NATO is staging its biggest military exercise in seven years this week in the Baltic countries and Poland but its insistence that the drills are not aimed at sharpening defenses against a resurgent Russia have not convinced Moscow.
NATO says the exercise, involving 6,000 soldiers from the alliance as well as non-members Sweden, Finland and Ukraine, is based on a fictional scenario in which troops from the imaginary state of Bothnia invade Estonia in a crisis sparked by competition for energy resources and economic collapse.
But Russian officials see the exercise close to their western border as confirming fears that NATO's expansion since the end of the Cold War would lead to the allies flexing their muscles in Moscow's backyard.
The exercise comes soon after much larger Russian maneuvers with Belarus in September that alarmed the small Baltic states, although NATO insists there is no link.
Some NATO diplomats are puzzled by Russian plans to sharply increase defense spending when most Western arms budgets are being slashed to face economic problems.
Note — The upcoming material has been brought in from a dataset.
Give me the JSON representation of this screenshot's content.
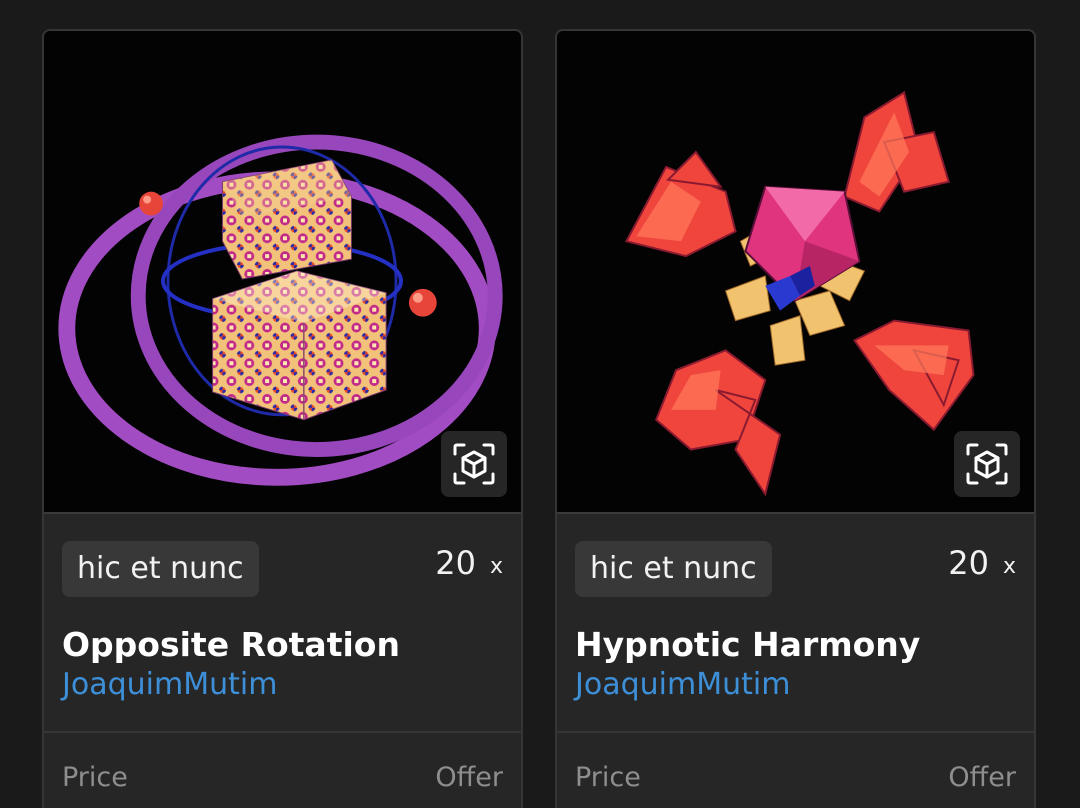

NATO Secretary-General Anders Fogh Rasmussen said the exercise, dubbed "Steadfast Jazz", was not intended to send a signal to any particular country.
"Of course it is a signal to anyone who might have any intention to attack a NATO ally, but I do not expect Russia to have any intention to attack NATO allies, so the Russians should not be concerned. So you might say it is a signal 'to whom it may concern'," he told a news conference in Latvia.
Russia and NATO agreed to send observers to each other's maneuvers, but this did not dispel concern in Moscow about an exercise that is intended to test the central article in NATO's founding treaty, committing all allies to defend a member under attack.
"This is an Article 5 scenario right on our border. Of course it provokes all sorts of questions on our side as to the aim of the exercises," a Russian diplomatic source told Reuters last month.
The three Baltic states — Estonia, Latvia and Lithuania — were former Soviet republics that joined NATO and the European Union after the collapse of the Soviet Union.
The presidents of all of them visited the drills, headquartered in the Latvian town of Adazi near the capital Riga, on Wednesday.
Western officials say the exercise is designed to test the ability of NATO's rapid reaction force to respond to a complex crisis on its northern borders.
The Nov. 2 to 9 drills, which include a live fire exercise in Poland on Thursday, is also intended to measure NATO's ability to deal with "high-intensity warfare", a refugee crisis and terrorist threats all at the same time, while testing ballistic missile and cyber defense capabilities.
Latvian Defense Minister Artis Pabriks told reporters there had been an increase in hacking attempts on web sites in Baltic countries over the last few days, coinciding with the exercise and originating from an unidentified country.
"We know of both civilian targets and state and other institutions which experienced attempts to hack ... They (the cyber attacks) are largely of foreign origin," he said, without elaborating.
Estonia's internet network was paralyzed in 2007 by an electronic attack that it blamed on Russia.